# Why $\mathrm{Cl_k}\simeq H/[H,H]$?

Let $$K/k$$ be a finite unramified Galois extension of number fields, let $$K'$$ be the Hilbert class field of $$K$$, let $$H:=\mathrm{Gal}(K'/k)$$, $$\mathrm{Cl}_k$$ denotes the ideal class group of $$k$$.

How to prove that $$\mathrm{Cl_k}\simeq H/[H,H]$$? The isomorphism is induced by the Artin map.

It's welcome to apply any big theorem in Class field theory which doesn't use this fact.

• @reuns Will $K'$ contain $k'$ (Hilbert class field of k) in my case?
– CYC
Commented Jul 17, 2019 at 12:20

• For a finite extension $$L/k$$ of number field for each prime ideal of $$O_k$$ we have the unique factorization in prime ideals $$P O_L = \prod_j Q_j^{e_{P,j}}$$. Then $$L/k$$ is said unramified at the finite places if $$\forall P,j, e_{P,j} = 1$$.

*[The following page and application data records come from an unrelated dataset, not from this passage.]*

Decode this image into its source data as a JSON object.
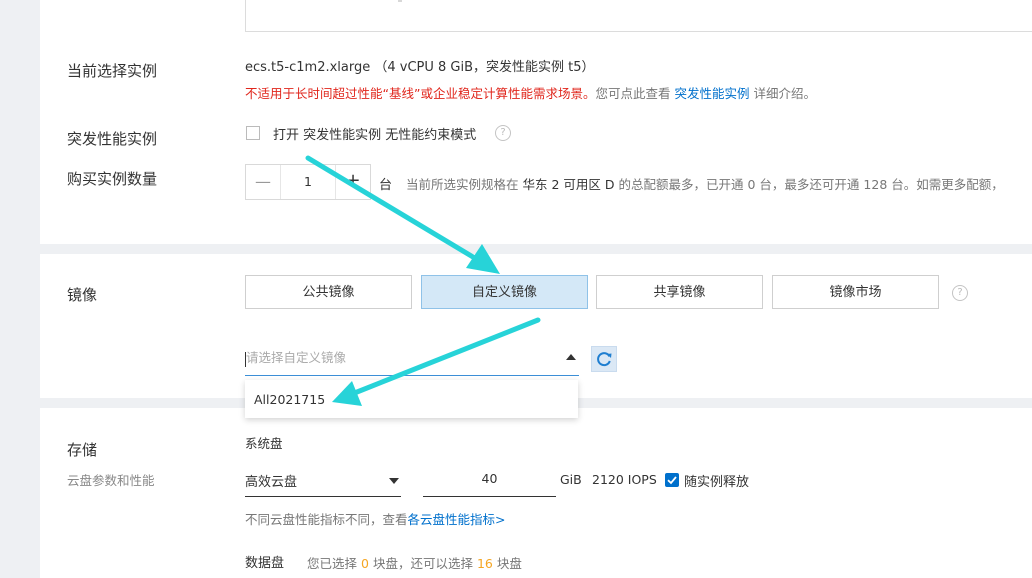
{
  "instance": {
    "label": "当前选择实例",
    "spec": "ecs.t5-c1m2.xlarge （4 vCPU 8 GiB，突发性能实例 t5）",
    "warning_red": "不适用于长时间超过性能“基线”或企业稳定计算性能需求场景。",
    "warning_gray": "您可点此查看",
    "warning_link": "突发性能实例",
    "warning_tail": "详细介绍。"
  },
  "burst": {
    "label": "突发性能实例",
    "option_text": "打开 突发性能实例 无性能约束模式"
  },
  "quantity": {
    "label": "购买实例数量",
    "minus": "—",
    "value": "1",
    "plus": "+",
    "unit": "台",
    "note_prefix": "当前所选实例规格在",
    "region": "华东 2 可用区 D",
    "note_mid1": "的总配额最多，已开通",
    "opened": "0",
    "note_mid2": "台，最多还可开通",
    "remaining": "128",
    "note_tail": "台。如需更多配额，"
  },
  "image": {
    "label": "镜像",
    "tabs": [
      {
        "label": "公共镜像",
        "active": false
      },
      {
        "label": "自定义镜像",
        "active": true
      },
      {
        "label": "共享镜像",
        "active": false
      },
      {
        "label": "镜像市场",
        "active": false
      }
    ],
    "select_placeholder": "请选择自定义镜像",
    "dropdown_option": "All2021715"
  },
  "storage": {
    "label": "存储",
    "sub_label": "云盘参数和性能",
    "system_disk_label": "系统盘",
    "disk_type": "高效云盘",
    "disk_size": "40",
    "unit": "GiB",
    "iops": "2120 IOPS",
    "release_label": "随实例释放",
    "perf_note": "不同云盘性能指标不同，查看",
    "perf_link": "各云盘性能指标>",
    "data_disk_label": "数据盘",
    "data_note1": "您已选择",
    "data_selected": "0",
    "data_note2": "块盘，还可以选择",
    "data_remaining": "16",
    "data_note3": "块盘"
  },
  "colors": {
    "accent": "#0070cc",
    "arrow": "#27d3d8",
    "warning": "#e0261c",
    "orange": "#f5a623"
  }
}
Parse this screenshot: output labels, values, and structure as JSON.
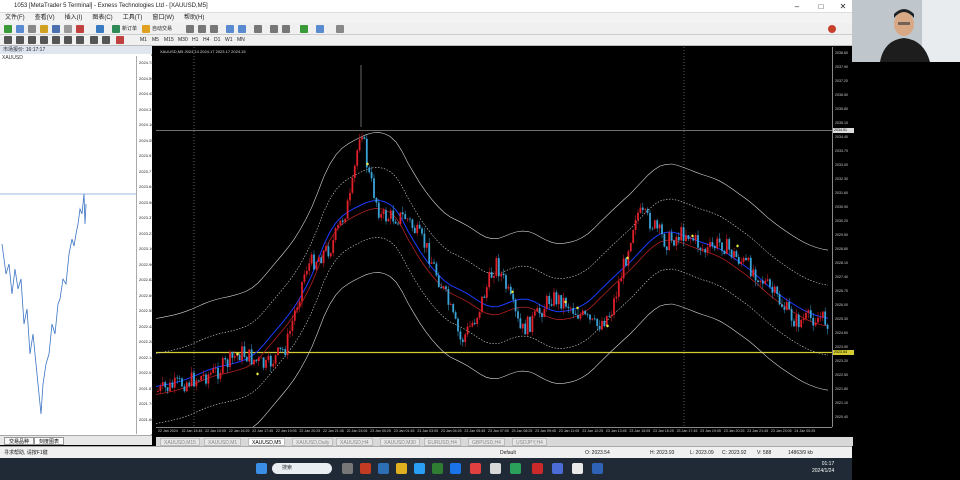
{
  "window": {
    "title": "1053 [MetaTrader 5 Terminal] - Exness Technologies Ltd - [XAUUSD,M5]",
    "minimize": "–",
    "maximize": "□",
    "close": "✕"
  },
  "menu": [
    "文件(F)",
    "查看(V)",
    "插入(I)",
    "图表(C)",
    "工具(T)",
    "窗口(W)",
    "帮助(H)"
  ],
  "toolbar": {
    "new_order": "新订单",
    "auto_trading": "自动交易",
    "timeframes": [
      "M1",
      "M5",
      "M15",
      "M30",
      "H1",
      "H4",
      "D1",
      "W1",
      "MN"
    ]
  },
  "left_panel": {
    "header": "市场报价: 16:17:17",
    "symbol": "XAUUSD",
    "scale": [
      "2024.72",
      "2024.59",
      "2024.45",
      "2024.31",
      "2024.18",
      "2024.05",
      "2023.91",
      "2023.77",
      "2023.64",
      "2023.50",
      "2023.37",
      "2023.23",
      "2023.10",
      "2022.96",
      "2022.82",
      "2022.69",
      "2022.55",
      "2022.42",
      "2022.28",
      "2022.14",
      "2022.01",
      "2021.87",
      "2021.74",
      "2021.60"
    ],
    "tabs": [
      "交易品种",
      "刻度图表"
    ]
  },
  "chart": {
    "title": "XAUUSD,M5  2024.14 2024.17 2023.17 2024.15",
    "price_labels": [
      "2038.60",
      "2037.90",
      "2037.20",
      "2036.50",
      "2035.80",
      "2035.10",
      "2034.40",
      "2033.70",
      "2033.00",
      "2032.30",
      "2031.60",
      "2030.90",
      "2030.20",
      "2029.50",
      "2028.80",
      "2028.10",
      "2027.40",
      "2026.70",
      "2026.00",
      "2025.30",
      "2024.60",
      "2023.90",
      "2023.20",
      "2022.50",
      "2021.80",
      "2021.10",
      "2020.40"
    ],
    "current_price_tag": "2023.54",
    "upper_line_tag": "2034.51",
    "time_labels": [
      "22 Jan 2024",
      "22 Jan 13:45",
      "22 Jan 15:05",
      "22 Jan 16:25",
      "22 Jan 17:45",
      "22 Jan 19:05",
      "22 Jan 20:25",
      "22 Jan 21:45",
      "22 Jan 23:05",
      "23 Jan 00:25",
      "23 Jan 01:45",
      "23 Jan 03:05",
      "23 Jan 04:25",
      "23 Jan 05:45",
      "23 Jan 07:05",
      "23 Jan 08:25",
      "23 Jan 09:45",
      "23 Jan 11:05",
      "23 Jan 12:25",
      "23 Jan 13:45",
      "23 Jan 15:05",
      "23 Jan 16:25",
      "23 Jan 17:45",
      "23 Jan 19:05",
      "23 Jan 20:25",
      "23 Jan 21:45",
      "23 Jan 23:05",
      "24 Jan 00:25"
    ],
    "colors": {
      "bull": "#e0202a",
      "bear": "#3aa3d8",
      "ma_fast": "#1a3cff",
      "ma_slow": "#b02020",
      "band": "#d8d8d8",
      "signal": "#e8e840",
      "hline": "#d4cc30"
    }
  },
  "chart_tabs": [
    "XAUUSD,M15",
    "XAUUSD,M1",
    "XAUUSD,M5",
    "XAUUSD,Daily",
    "XAUUSD,H4",
    "XAUUSD,M30",
    "EURUSD,H4",
    "GBPUSD,H4",
    "USDJPY,H4"
  ],
  "active_chart_tab": 2,
  "status": {
    "help": "寻求帮助, 请按F1键",
    "profile": "Default",
    "time": "2024.01.24 01:35",
    "open": "O: 2023.54",
    "high": "H: 2023.93",
    "low": "L: 2023.09",
    "close": "C: 2023.92",
    "volume": "V: 588",
    "traffic": "14863/9 kb"
  },
  "taskbar": {
    "search_placeholder": "搜索",
    "clock_time": "01:17",
    "clock_date": "2024/1/24"
  }
}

$$L/k$$ is said unramified at the infinite places if for any non-real embedding $$\sigma:L \to \Bbb{C}$$ then $$\sigma(k) \not \subset \Bbb{R}$$.

• If $$F/L,L/k$$ are unramified then $$P O_F = PO_L O_F = \prod_j Q_j O_F = \prod_j \prod_i q_{j,i}$$ with the $$q_{j,i}$$ distinct prime ideals of $$O_F$$, thus $$F/k$$ is unramified. Conversely with the same argument if $$L/k$$ is ramified then $$F/k$$ is ramified.

• Thus it makes sense to consider $$H_k$$ the maximal unramified abelian extension of $$k$$ (assume we proved it is always a finite extension). Let $$K/k$$ be Galois unramified.

• $$H_k K/ K$$ is unramified : not sure how to prove it, I claim it because $$L/k$$ unramified at $$P$$ means for every prime $$Q$$ above $$P$$ (with $$L_w,k_v$$ the $$Q$$-adic completions) $$L_w = k_v(\zeta_{N(Q)-1})$$, and this property stays true for compositum.

Since $$H_k K/K$$ is also abelian then $$H_kK \subset H_K$$ and $$H_k \subset H_K$$.

If $$\sigma \in Gal(\overline{k}/k)$$ then $$H_K^\sigma/K^\sigma = H_K^\sigma/K$$ is abelian unramified, thus $$H_K^\sigma \subset H_K$$ and $$H_K/k$$ is Galois.

Let $$G = Gal(H_K/k)$$ then $$H_K^{[G,G]}/k$$ is the maximal abelian subextension of $$H_K/k$$ thus $$H_k \subset H_K^{[G,G]}$$,

and $$H_K/k$$ Galois unramified implies $$H_K^{[G,G]}/k$$ is abelian unramified thus $$H_K^{[G,G]} \subset H_k$$ and $$H_k = H_K^{[G,G]}$$.

All this has nothing to do with the main theorem of CFT which is that there is an isomorphism $$Cl_k \to Gal(H_k/k)$$ given by the Artin map.